How Urban Sustainability Improves the Environment
By Andrea L. Dono | From Online Only | May 20, 2009 |
A new report published by Living Cities, Inc., describes what cities have accomplished, and where they have fallen short, in seizing opportunities to address climate change. A nod toward preservation, Green Cities: How Urban Sustainability Efforts Can and Must Drive America's Climate Change Policies points out research which shows that greening existing buildings is far better than building new ones. The report even takes note of a 2008 speech by National Trust for Historic Preservation President Richard Moe in which he said "the greenest building is one that already exists." Green Cities explains that some of the most cost-effective ways to cut carbon emissions from buildings are improving insulation, lighting, air-conditioning, and water heating—all of which are building retrofit measures and not exclusive to new green buildings.
Another interesting fact is that the U.S. Green Building Council has received more than a thousand new projects for its LEED certification program for existing buildings since January 2008—this is more than twice the rate of the previous year, so green rehabs seem to be gaining momentum.
A few large cities such as Washington, D.C., and Los Angeles are leading the charge by putting money aside to fund retrofits. In L.A., the city's utility will lend the municipality money for green projects, and the city will repay the loan with the energy savings it realizes over time. Some corporations have taken advantage of Energy Service Company (ESCO) performance contracts, which allow them to retrofit buildings at discounted up-front costs, then share in the resulting energy cost savings. A limitation here is the lack of a parallel model for small business owners.
Some cities are finding that greening existing buildings is challenging because tenants need to be relocated temporarily and some projects can be expensive; however, building owners who have already "greened" their properties are finding the effort was well worth it. Not only are they saving money from lower energy bills, but prospective tenants are showing a preference for green spaces. Another upside? The report states that $1 million spent on retrofits creates between eight and 11 jobs and generates about $300,000 in taxes – which are great numbers to ponder during a recession.
The Green Cities report offers several recommendations to make retrofitting existing buildings easier in cities of any size:
- Organize: A single entity should be empowered to coordinate public and private-sector financing, marketing, and outreach to improve building performance and create jobs in the "Green Economy." A Main Street program would be well positioned to assume this leadership role.
- Fund: To pay for a significant number of green retrofits, obtain funding from public subsidies, bonding authorities, rate-based retrofit systems, or other district-level financing.
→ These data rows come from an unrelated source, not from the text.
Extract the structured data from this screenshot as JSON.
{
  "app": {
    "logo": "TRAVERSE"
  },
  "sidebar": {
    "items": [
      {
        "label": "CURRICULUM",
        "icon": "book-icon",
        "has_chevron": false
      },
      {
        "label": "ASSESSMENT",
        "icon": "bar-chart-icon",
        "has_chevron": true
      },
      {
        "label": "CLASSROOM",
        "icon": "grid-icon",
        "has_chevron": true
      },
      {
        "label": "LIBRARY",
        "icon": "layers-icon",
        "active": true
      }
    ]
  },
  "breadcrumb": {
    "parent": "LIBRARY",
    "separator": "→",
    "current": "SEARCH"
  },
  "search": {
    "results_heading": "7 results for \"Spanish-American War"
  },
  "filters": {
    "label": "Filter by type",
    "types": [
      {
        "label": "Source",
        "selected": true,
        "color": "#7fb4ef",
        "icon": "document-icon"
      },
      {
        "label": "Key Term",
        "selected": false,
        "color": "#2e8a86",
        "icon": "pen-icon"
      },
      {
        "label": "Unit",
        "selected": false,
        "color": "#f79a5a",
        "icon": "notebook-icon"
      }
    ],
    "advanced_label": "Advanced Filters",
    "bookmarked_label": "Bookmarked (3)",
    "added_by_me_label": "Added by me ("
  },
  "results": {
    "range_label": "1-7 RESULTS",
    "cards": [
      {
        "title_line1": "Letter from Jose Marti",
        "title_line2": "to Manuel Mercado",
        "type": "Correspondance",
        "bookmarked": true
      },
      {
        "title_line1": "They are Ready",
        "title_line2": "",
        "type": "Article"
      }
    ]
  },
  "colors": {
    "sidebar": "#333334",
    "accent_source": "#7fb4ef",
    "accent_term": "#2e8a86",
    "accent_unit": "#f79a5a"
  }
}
Cities can use public funds to attract pools of capital from private and philanthropic institutions.
- Prepare work force: Cities, nonprofit organizations, and colleges need to take the lead in training people so they have the skill sets necessary for green jobs.
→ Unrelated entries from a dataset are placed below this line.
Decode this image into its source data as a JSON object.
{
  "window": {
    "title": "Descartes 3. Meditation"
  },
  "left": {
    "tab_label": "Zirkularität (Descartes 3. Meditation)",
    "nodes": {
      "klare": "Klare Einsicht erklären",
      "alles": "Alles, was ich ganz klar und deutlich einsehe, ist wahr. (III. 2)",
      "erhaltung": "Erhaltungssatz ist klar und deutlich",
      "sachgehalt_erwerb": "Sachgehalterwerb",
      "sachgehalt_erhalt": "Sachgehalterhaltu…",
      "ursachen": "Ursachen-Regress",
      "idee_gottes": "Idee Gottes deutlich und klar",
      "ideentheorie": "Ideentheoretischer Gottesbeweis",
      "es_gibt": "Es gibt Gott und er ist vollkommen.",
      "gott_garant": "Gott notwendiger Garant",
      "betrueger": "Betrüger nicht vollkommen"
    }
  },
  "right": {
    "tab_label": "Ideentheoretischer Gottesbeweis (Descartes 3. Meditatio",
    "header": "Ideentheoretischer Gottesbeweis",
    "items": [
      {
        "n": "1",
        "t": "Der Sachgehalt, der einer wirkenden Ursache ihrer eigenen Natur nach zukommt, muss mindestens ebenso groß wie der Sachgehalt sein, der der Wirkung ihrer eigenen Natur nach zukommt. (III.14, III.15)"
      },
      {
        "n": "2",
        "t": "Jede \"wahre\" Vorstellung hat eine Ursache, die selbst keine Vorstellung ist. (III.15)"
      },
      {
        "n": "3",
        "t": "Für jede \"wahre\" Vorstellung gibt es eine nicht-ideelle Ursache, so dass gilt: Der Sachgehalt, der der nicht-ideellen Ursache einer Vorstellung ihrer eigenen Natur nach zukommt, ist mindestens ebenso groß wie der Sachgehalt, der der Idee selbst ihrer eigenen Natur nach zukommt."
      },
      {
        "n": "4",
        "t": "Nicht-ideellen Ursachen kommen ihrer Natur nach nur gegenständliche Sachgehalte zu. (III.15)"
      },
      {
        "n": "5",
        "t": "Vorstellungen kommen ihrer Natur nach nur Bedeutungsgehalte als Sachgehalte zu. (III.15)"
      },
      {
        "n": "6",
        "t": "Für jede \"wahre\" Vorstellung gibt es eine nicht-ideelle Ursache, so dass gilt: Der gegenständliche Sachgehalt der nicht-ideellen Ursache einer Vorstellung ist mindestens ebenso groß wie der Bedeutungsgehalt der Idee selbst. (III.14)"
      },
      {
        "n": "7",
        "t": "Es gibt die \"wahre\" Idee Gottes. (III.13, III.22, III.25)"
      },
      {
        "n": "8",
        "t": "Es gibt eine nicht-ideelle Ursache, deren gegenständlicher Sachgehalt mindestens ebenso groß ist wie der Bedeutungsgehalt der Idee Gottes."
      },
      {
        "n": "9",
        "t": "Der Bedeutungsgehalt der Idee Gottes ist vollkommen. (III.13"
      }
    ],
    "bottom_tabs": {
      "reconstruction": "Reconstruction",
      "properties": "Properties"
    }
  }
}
- Market and sell: Create new green messages and partners to help disseminate your message to promote energy efficiency, as well as work with others to teach the public what being green means, why it is necessary, and how to achieve it.
Living Cities, Inc., is a philanthropic, corporate, and public-sector partnership focused on community development in low-income cities.
Access the entire report (pdf)
For more information about going green, visit the Forum Journal's website to read Richard Moe's 2008 speech, "Historic Preservation and Green Building: Finding Common Ground."